→ Exercise aim: The count of lines with the string "right" in the material is all that should be returned.

→ Given information:

────────

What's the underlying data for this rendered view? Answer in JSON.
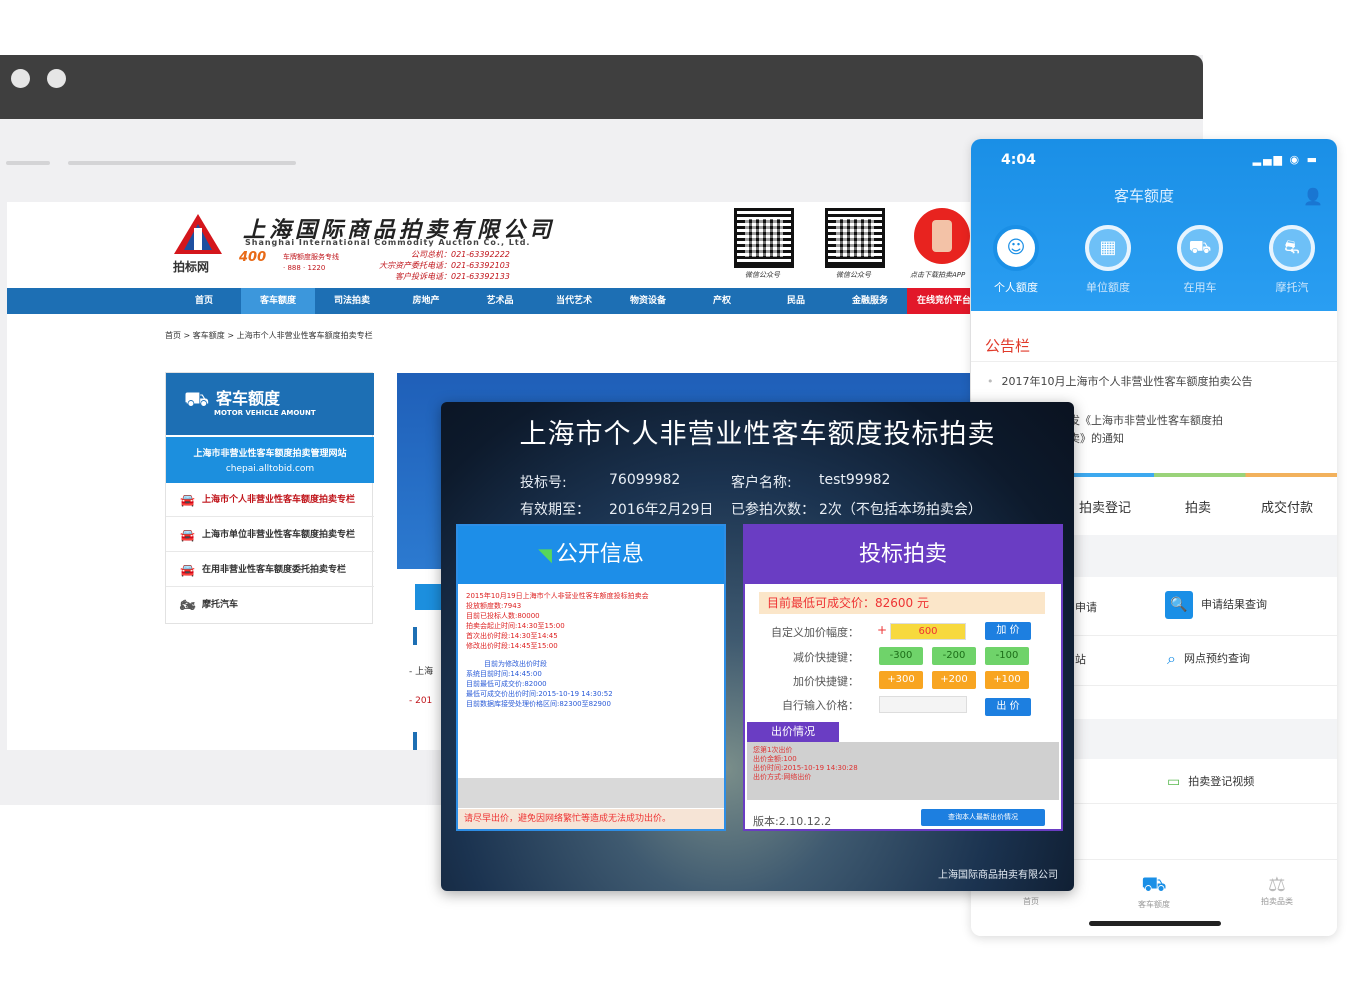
{
  "website": {
    "logo_small": "拍标网",
    "brand_cn": "上海国际商品拍卖有限公司",
    "brand_en": "Shanghai International Commodity Auction Co., Ltd.",
    "badge": "400",
    "hotline": "车牌额度服务专线",
    "hotline_num": "· 888 · 1220",
    "phones": [
      "公司总机：021-63392222",
      "大宗资产委托电话：021-63392103",
      "客户投诉电话：021-63392133"
    ],
    "qr_captions": [
      "微信公众号",
      "微信公众号"
    ],
    "app_caption": "点击下载拍卖APP",
    "nav": [
      {
        "label": "首页",
        "state": "normal"
      },
      {
        "label": "客车额度",
        "state": "active"
      },
      {
        "label": "司法拍卖",
        "state": "normal"
      },
      {
        "label": "房地产",
        "state": "normal"
      },
      {
        "label": "艺术品",
        "state": "normal"
      },
      {
        "label": "当代艺术",
        "state": "normal"
      },
      {
        "label": "物资设备",
        "state": "normal"
      },
      {
        "label": "产权",
        "state": "normal"
      },
      {
        "label": "民品",
        "state": "normal"
      },
      {
        "label": "金融服务",
        "state": "normal"
      },
      {
        "label": "在线竞价平台",
        "state": "highlight"
      }
    ],
    "breadcrumb": "首页 > 客车额度 > 上海市个人非营业性客车额度拍卖专栏",
    "sidebar": {
      "title": "客车额度",
      "subtitle": "MOTOR VEHICLE AMOUNT",
      "highlight_line1": "上海市非营业性客车额度拍卖管理网站",
      "highlight_line2": "chepai.alltobid.com",
      "items": [
        {
          "label": "上海市个人非营业性客车额度拍卖专栏",
          "icon": "car-icon"
        },
        {
          "label": "上海市单位非营业性客车额度拍卖专栏",
          "icon": "car-icon"
        },
        {
          "label": "在用非营业性客车额度委托拍卖专栏",
          "icon": "car-icon"
        },
        {
          "label": "摩托汽车",
          "icon": "motorcycle-icon"
        }
      ]
    },
    "content_snippets": [
      "- 上海",
      "- 201"
    ]
  },
  "auction": {
    "title": "上海市个人非营业性客车额度投标拍卖",
    "bid_no_label": "投标号:",
    "bid_no": "76099982",
    "customer_label": "客户名称:",
    "customer": "test99982",
    "valid_label": "有效期至：",
    "valid": "2016年2月29日",
    "count_label": "已参拍次数：",
    "count": "2次（不包括本场拍卖会）",
    "public_info": {
      "title": "公开信息",
      "lines_red": [
        "2015年10月19日上海市个人非营业性客车额度投标拍卖会",
        "投放额度数:7943",
        "目前已投标人数:80000",
        "拍卖会起止时间:14:30至15:00",
        "首次出价时段:14:30至14:45",
        "修改出价时段:14:45至15:00"
      ],
      "lines_blue": [
        "目前为修改出价时段",
        "系统目前时间:14:45:00",
        "目前最低可成交价:82000"
      ],
      "lines_mix": [
        "最低可成交价出价时间:2015-10-19 14:30:52",
        "目前数据库接受处理价格区间:82300至82900"
      ],
      "warning": "请尽早出价，避免因网络繁忙等造成无法成功出价。"
    },
    "bidding": {
      "title": "投标拍卖",
      "lowest_price": "目前最低可成交价：82600 元",
      "custom_label": "自定义加价幅度：",
      "custom_value": "600",
      "add_button": "加 价",
      "minus_label": "减价快捷键：",
      "minus_buttons": [
        "-300",
        "-200",
        "-100"
      ],
      "plus_label": "加价快捷键：",
      "plus_buttons": [
        "+300",
        "+200",
        "+100"
      ],
      "input_label": "自行输入价格：",
      "input_value": "",
      "bid_button": "出 价",
      "tab_label": "出价情况",
      "log": [
        "您第1次出价",
        "出价金额:100",
        "出价时间:2015-10-19 14:30:28",
        "出价方式:网络出价"
      ],
      "version": "版本:2.10.12.2",
      "query_button": "查询本人最新出价情况"
    },
    "footer": "上海国际商品拍卖有限公司"
  },
  "mobile": {
    "time": "4:04",
    "status": "▂▄▆ ◉ ▬",
    "title": "客车额度",
    "tabs": [
      {
        "label": "个人额度",
        "icon": "person-icon",
        "active": true
      },
      {
        "label": "单位额度",
        "icon": "building-icon",
        "active": false
      },
      {
        "label": "在用车",
        "icon": "car-icon",
        "active": false
      },
      {
        "label": "摩托汽",
        "icon": "motorcycle-icon",
        "active": false
      }
    ],
    "notice_title": "公告栏",
    "notices": [
      "2017年10月上海市个人非营业性客车额度拍卖公告",
      "市政府关于印发《上海市非营业性客车额度拍",
      "卖》的通知"
    ],
    "steps": [
      "拍卖登记",
      "拍卖",
      "成交付款"
    ],
    "rows": [
      {
        "left": "申请",
        "right": "申请结果查询"
      },
      {
        "left": "站",
        "right": "网点预约查询"
      },
      {
        "left": "",
        "right": "拍卖登记视频"
      }
    ],
    "bottom": [
      {
        "label": "首页",
        "icon": "home-icon",
        "active": false
      },
      {
        "label": "客车额度",
        "icon": "car-icon",
        "active": true
      },
      {
        "label": "拍卖品类",
        "icon": "auction-icon",
        "active": false
      }
    ]
  },
  "colors": {
    "site_blue": "#1d6fb4",
    "phone_blue": "#1a8fe6",
    "auction_purple": "#6a3dc3",
    "alert_red": "#e2182a"
  }
}
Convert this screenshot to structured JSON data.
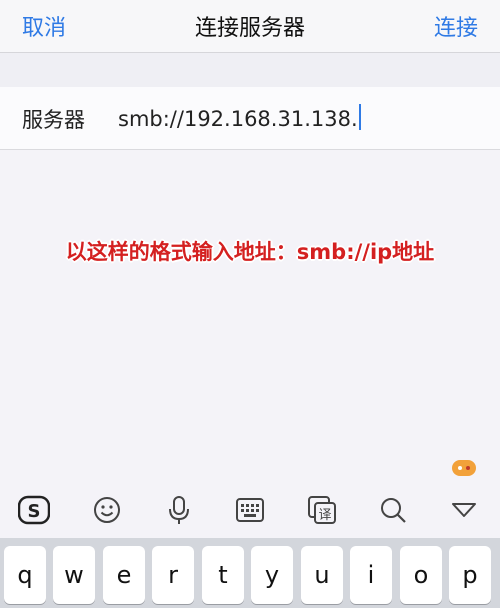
{
  "navbar": {
    "cancel_label": "取消",
    "title": "连接服务器",
    "connect_label": "连接"
  },
  "server_row": {
    "label": "服务器",
    "value": "smb://192.168.31.138."
  },
  "annotation": {
    "text": "以这样的格式输入地址：smb://ip地址",
    "color": "#d42020"
  },
  "toolbar": {
    "icons": [
      "sogou-logo-icon",
      "emoji-icon",
      "microphone-icon",
      "keyboard-icon",
      "translate-icon",
      "search-icon",
      "collapse-keyboard-icon"
    ],
    "translate_glyph": "译"
  },
  "keyboard": {
    "keys": [
      "q",
      "w",
      "e",
      "r",
      "t",
      "y",
      "u",
      "i",
      "o",
      "p"
    ]
  },
  "colors": {
    "accent": "#2f7ae5",
    "background": "#f4f3f8",
    "keyboard_bg": "#d3d6dc"
  }
}
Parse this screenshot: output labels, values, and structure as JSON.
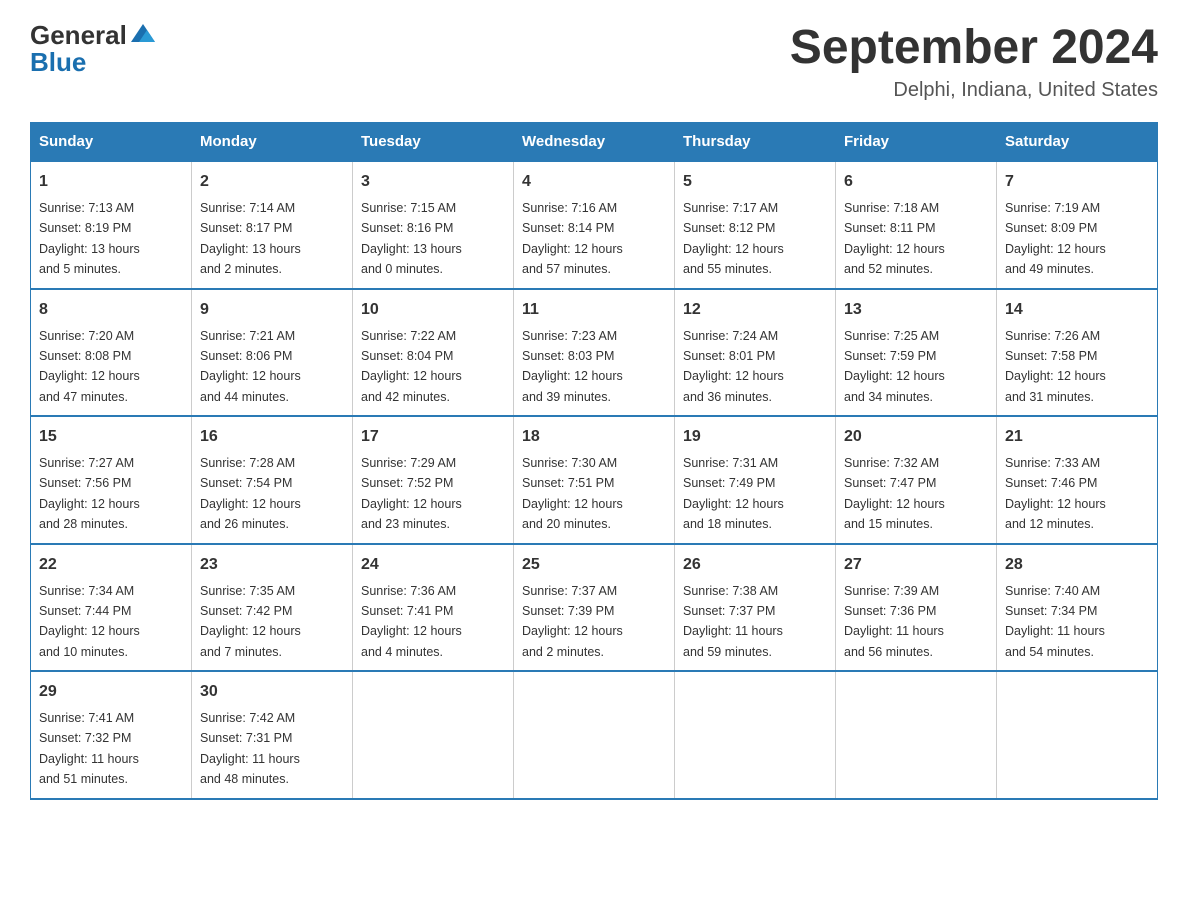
{
  "header": {
    "logo_general": "General",
    "logo_blue": "Blue",
    "title": "September 2024",
    "subtitle": "Delphi, Indiana, United States"
  },
  "weekdays": [
    "Sunday",
    "Monday",
    "Tuesday",
    "Wednesday",
    "Thursday",
    "Friday",
    "Saturday"
  ],
  "weeks": [
    [
      {
        "day": "1",
        "sunrise": "7:13 AM",
        "sunset": "8:19 PM",
        "daylight": "13 hours and 5 minutes."
      },
      {
        "day": "2",
        "sunrise": "7:14 AM",
        "sunset": "8:17 PM",
        "daylight": "13 hours and 2 minutes."
      },
      {
        "day": "3",
        "sunrise": "7:15 AM",
        "sunset": "8:16 PM",
        "daylight": "13 hours and 0 minutes."
      },
      {
        "day": "4",
        "sunrise": "7:16 AM",
        "sunset": "8:14 PM",
        "daylight": "12 hours and 57 minutes."
      },
      {
        "day": "5",
        "sunrise": "7:17 AM",
        "sunset": "8:12 PM",
        "daylight": "12 hours and 55 minutes."
      },
      {
        "day": "6",
        "sunrise": "7:18 AM",
        "sunset": "8:11 PM",
        "daylight": "12 hours and 52 minutes."
      },
      {
        "day": "7",
        "sunrise": "7:19 AM",
        "sunset": "8:09 PM",
        "daylight": "12 hours and 49 minutes."
      }
    ],
    [
      {
        "day": "8",
        "sunrise": "7:20 AM",
        "sunset": "8:08 PM",
        "daylight": "12 hours and 47 minutes."
      },
      {
        "day": "9",
        "sunrise": "7:21 AM",
        "sunset": "8:06 PM",
        "daylight": "12 hours and 44 minutes."
      },
      {
        "day": "10",
        "sunrise": "7:22 AM",
        "sunset": "8:04 PM",
        "daylight": "12 hours and 42 minutes."
      },
      {
        "day": "11",
        "sunrise": "7:23 AM",
        "sunset": "8:03 PM",
        "daylight": "12 hours and 39 minutes."
      },
      {
        "day": "12",
        "sunrise": "7:24 AM",
        "sunset": "8:01 PM",
        "daylight": "12 hours and 36 minutes."
      },
      {
        "day": "13",
        "sunrise": "7:25 AM",
        "sunset": "7:59 PM",
        "daylight": "12 hours and 34 minutes."
      },
      {
        "day": "14",
        "sunrise": "7:26 AM",
        "sunset": "7:58 PM",
        "daylight": "12 hours and 31 minutes."
      }
    ],
    [
      {
        "day": "15",
        "sunrise": "7:27 AM",
        "sunset": "7:56 PM",
        "daylight": "12 hours and 28 minutes."
      },
      {
        "day": "16",
        "sunrise": "7:28 AM",
        "sunset": "7:54 PM",
        "daylight": "12 hours and 26 minutes."
      },
      {
        "day": "17",
        "sunrise": "7:29 AM",
        "sunset": "7:52 PM",
        "daylight": "12 hours and 23 minutes."
      },
      {
        "day": "18",
        "sunrise": "7:30 AM",
        "sunset": "7:51 PM",
        "daylight": "12 hours and 20 minutes."
      },
      {
        "day": "19",
        "sunrise": "7:31 AM",
        "sunset": "7:49 PM",
        "daylight": "12 hours and 18 minutes."
      },
      {
        "day": "20",
        "sunrise": "7:32 AM",
        "sunset": "7:47 PM",
        "daylight": "12 hours and 15 minutes."
      },
      {
        "day": "21",
        "sunrise": "7:33 AM",
        "sunset": "7:46 PM",
        "daylight": "12 hours and 12 minutes."
      }
    ],
    [
      {
        "day": "22",
        "sunrise": "7:34 AM",
        "sunset": "7:44 PM",
        "daylight": "12 hours and 10 minutes."
      },
      {
        "day": "23",
        "sunrise": "7:35 AM",
        "sunset": "7:42 PM",
        "daylight": "12 hours and 7 minutes."
      },
      {
        "day": "24",
        "sunrise": "7:36 AM",
        "sunset": "7:41 PM",
        "daylight": "12 hours and 4 minutes."
      },
      {
        "day": "25",
        "sunrise": "7:37 AM",
        "sunset": "7:39 PM",
        "daylight": "12 hours and 2 minutes."
      },
      {
        "day": "26",
        "sunrise": "7:38 AM",
        "sunset": "7:37 PM",
        "daylight": "11 hours and 59 minutes."
      },
      {
        "day": "27",
        "sunrise": "7:39 AM",
        "sunset": "7:36 PM",
        "daylight": "11 hours and 56 minutes."
      },
      {
        "day": "28",
        "sunrise": "7:40 AM",
        "sunset": "7:34 PM",
        "daylight": "11 hours and 54 minutes."
      }
    ],
    [
      {
        "day": "29",
        "sunrise": "7:41 AM",
        "sunset": "7:32 PM",
        "daylight": "11 hours and 51 minutes."
      },
      {
        "day": "30",
        "sunrise": "7:42 AM",
        "sunset": "7:31 PM",
        "daylight": "11 hours and 48 minutes."
      },
      null,
      null,
      null,
      null,
      null
    ]
  ],
  "labels": {
    "sunrise": "Sunrise:",
    "sunset": "Sunset:",
    "daylight": "Daylight:"
  }
}
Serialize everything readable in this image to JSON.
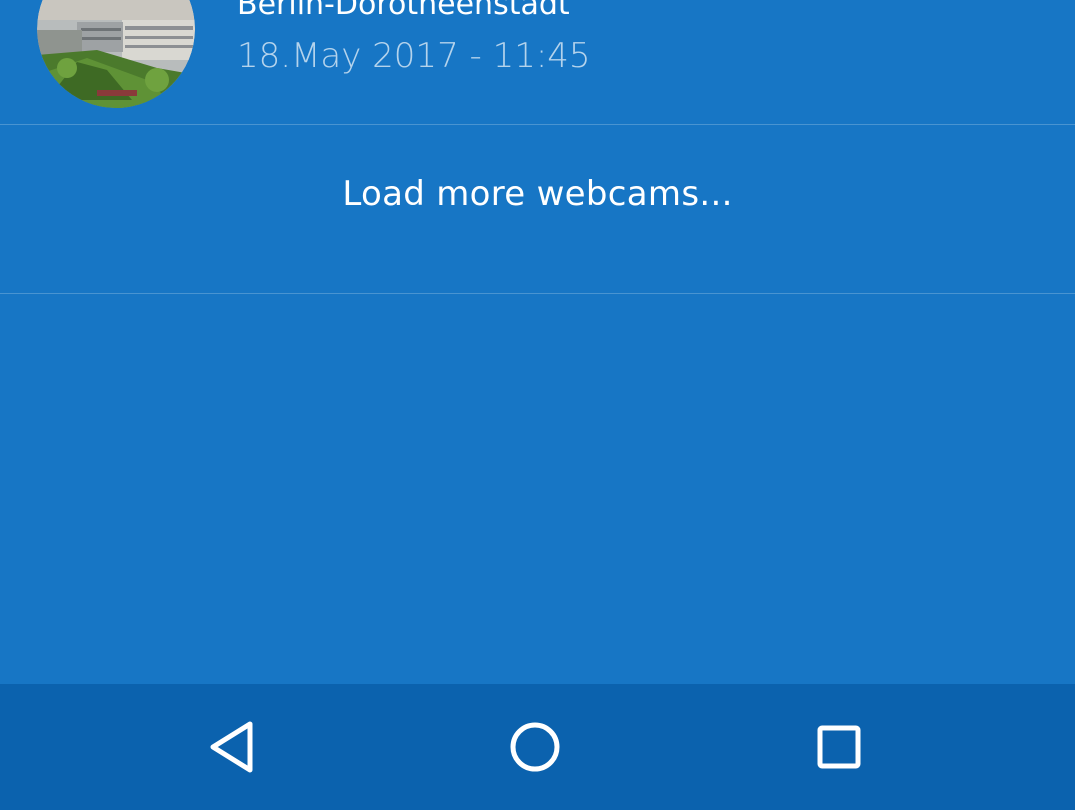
{
  "webcam": {
    "title": "Berlin-Dorotheenstadt",
    "timestamp": "18.May 2017 - 11:45"
  },
  "load_more": {
    "label": "Load more webcams..."
  },
  "colors": {
    "background": "#1776c5",
    "navbar": "#0b62ae",
    "text_primary": "#ffffff"
  },
  "navbar": {
    "icons": [
      "back-icon",
      "home-icon",
      "recents-icon"
    ]
  }
}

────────

→ Reply: 3